> Supplied material:
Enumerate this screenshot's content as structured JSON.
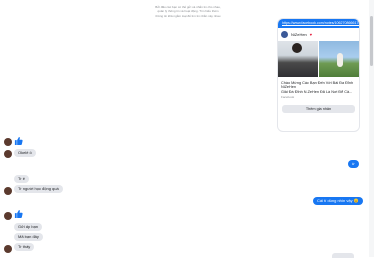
{
  "notice": {
    "line1": "Bởi đầu các bạn có thể gửi và nhắn tin cho nhau,",
    "line2": "quản lý thông tin và hoạt động. Tìm hiểu thêm",
    "line3": "thông tin khả ngắm loại để tìm tin nhắn này nhau"
  },
  "shared_post": {
    "link": "https://www.facebook.com/notes/1062708666170247/",
    "author": "NiZeHen",
    "title": "Chào Mừng Các Bạn Đến Với Bài Đa Đĩnh NiZeHen",
    "subtitle": "Giải Đá Đĩnh N.ZeHen Đã Là Nơi Để Cả...",
    "source": "Facebook",
    "button_label": "Thêm gia nhân"
  },
  "messages": {
    "received_1": "Okelê ô",
    "sent_1": "ừ",
    "received_2": "Tr ê",
    "received_3": "Tr người học động quá",
    "sent_2": "Cái tí dùng nhìn vậy 😊",
    "received_4": "Gửi ấp bạn",
    "received_5": "Mã bạn đây",
    "received_6": "Tr thấy"
  },
  "colors": {
    "brand_blue": "#1877f2",
    "bubble_gray": "#e4e6eb"
  }
}
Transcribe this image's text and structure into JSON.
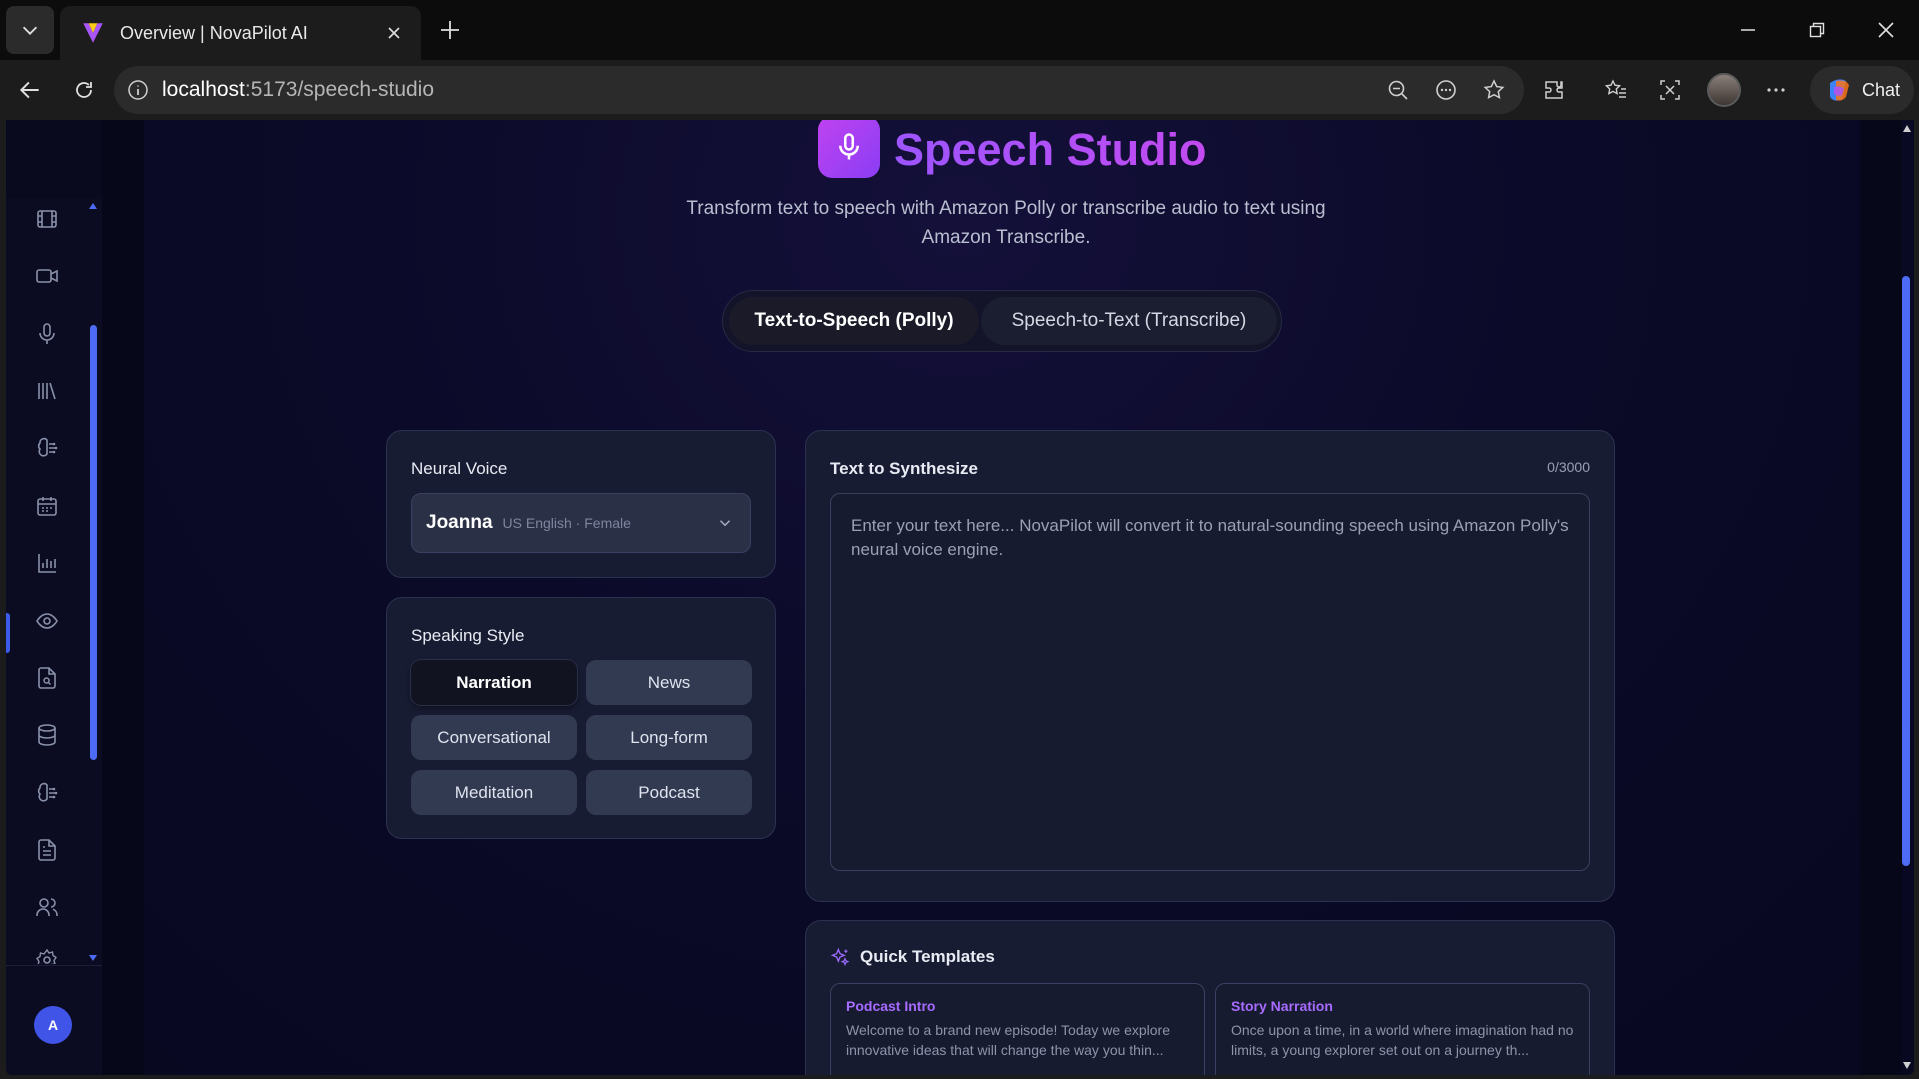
{
  "browser": {
    "tab_title": "Overview | NovaPilot AI",
    "url_host": "localhost",
    "url_path": ":5173/speech-studio",
    "chat_label": "Chat"
  },
  "header": {
    "title": "Speech Studio",
    "subtitle": "Transform text to speech with Amazon Polly or transcribe audio to text using Amazon Transcribe."
  },
  "modes": {
    "tts": "Text-to-Speech (Polly)",
    "stt": "Speech-to-Text (Transcribe)"
  },
  "voice": {
    "label": "Neural Voice",
    "name": "Joanna",
    "meta": "US English · Female"
  },
  "style": {
    "label": "Speaking Style",
    "options": [
      "Narration",
      "News",
      "Conversational",
      "Long-form",
      "Meditation",
      "Podcast"
    ],
    "selected": "Narration"
  },
  "synth": {
    "label": "Text to Synthesize",
    "counter": "0/3000",
    "placeholder": "Enter your text here... NovaPilot will convert it to natural-sounding speech using Amazon Polly's neural voice engine."
  },
  "templates": {
    "label": "Quick Templates",
    "items": [
      {
        "title": "Podcast Intro",
        "text": "Welcome to a brand new episode! Today we explore innovative ideas that will change the way you thin..."
      },
      {
        "title": "Story Narration",
        "text": "Once upon a time, in a world where imagination had no limits, a young explorer set out on a journey th..."
      }
    ]
  },
  "user": {
    "initial": "A"
  },
  "colors": {
    "accent": "#4d6bf5",
    "brand_purple": "#b74cf5",
    "template_title": "#a76bff"
  }
}
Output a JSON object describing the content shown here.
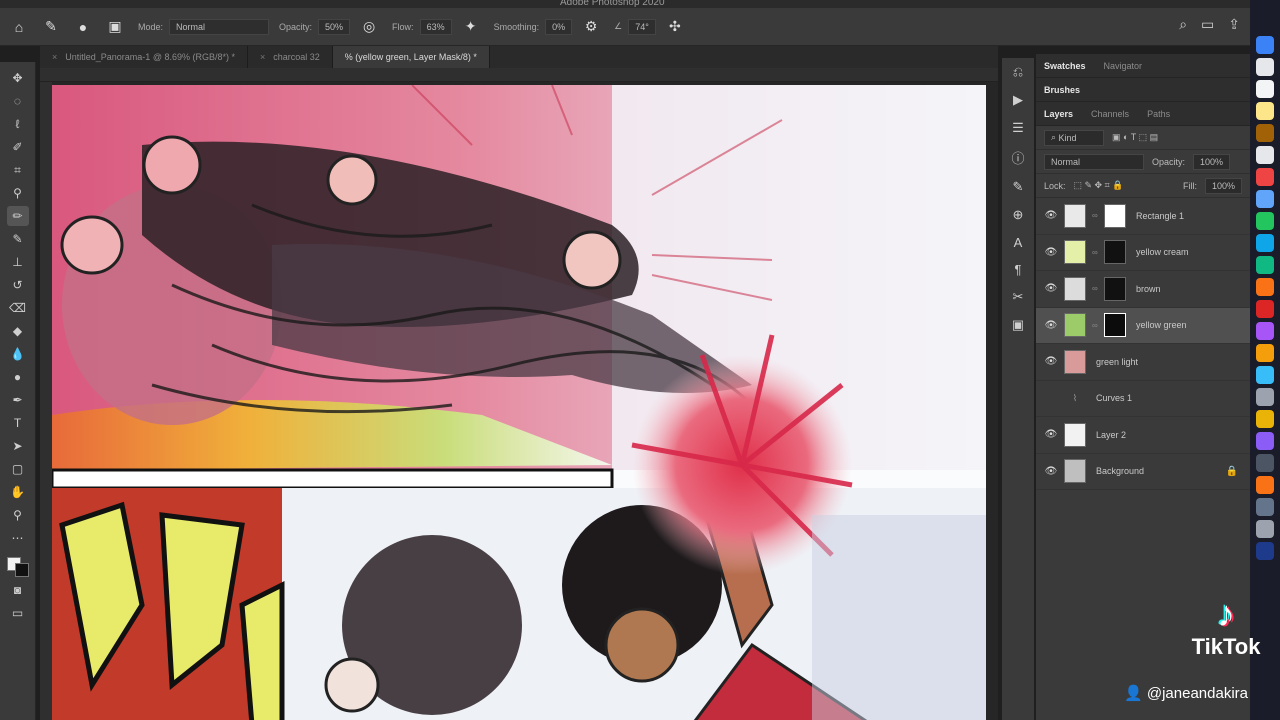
{
  "window": {
    "title": "Adobe Photoshop 2020"
  },
  "options_bar": {
    "mode_label": "Mode:",
    "mode_value": "Normal",
    "opacity_label": "Opacity:",
    "opacity_value": "50%",
    "flow_label": "Flow:",
    "flow_value": "63%",
    "smoothing_label": "Smoothing:",
    "smoothing_value": "0%",
    "angle_value": "74°"
  },
  "doc_tabs": [
    {
      "label": "Untitled_Panorama-1 @ 8.69% (RGB/8*) *"
    },
    {
      "label": "charcoal 32"
    },
    {
      "label": "% (yellow green, Layer Mask/8) *"
    }
  ],
  "panels": {
    "top_tabs": [
      "Swatches",
      "Navigator"
    ],
    "brushes_tab": "Brushes",
    "layer_tabs": [
      "Layers",
      "Channels",
      "Paths"
    ],
    "filter_label": "Kind",
    "blend_mode": "Normal",
    "opacity_label": "Opacity:",
    "opacity_value": "100%",
    "lock_label": "Lock:",
    "fill_label": "Fill:",
    "fill_value": "100%",
    "layers": [
      {
        "name": "Rectangle 1",
        "thumb": "#e9e9e9",
        "mask": "#ffffff"
      },
      {
        "name": "yellow cream",
        "thumb": "#e4f0a8",
        "mask": "#111111"
      },
      {
        "name": "brown",
        "thumb": "#dcdcdc",
        "mask": "#111111"
      },
      {
        "name": "yellow green",
        "thumb": "#9ccc6a",
        "mask": "#0c0c0c"
      },
      {
        "name": "green light",
        "thumb": "#d99a9a",
        "mask": ""
      },
      {
        "name": "Curves 1",
        "thumb": "",
        "mask": ""
      },
      {
        "name": "Layer 2",
        "thumb": "#f2f2f2",
        "mask": ""
      },
      {
        "name": "Background",
        "thumb": "#bfbfbf",
        "mask": ""
      }
    ]
  },
  "watermark": {
    "brand": "TikTok",
    "handle": "@janeandakira"
  }
}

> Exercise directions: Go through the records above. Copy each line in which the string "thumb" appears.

> Your response:
        "thumb": "#e9e9e9",
        "thumb": "#e4f0a8",
        "thumb": "#dcdcdc",
        "thumb": "#9ccc6a",
        "thumb": "#d99a9a",
        "thumb": "",
        "thumb": "#f2f2f2",
        "thumb": "#bfbfbf",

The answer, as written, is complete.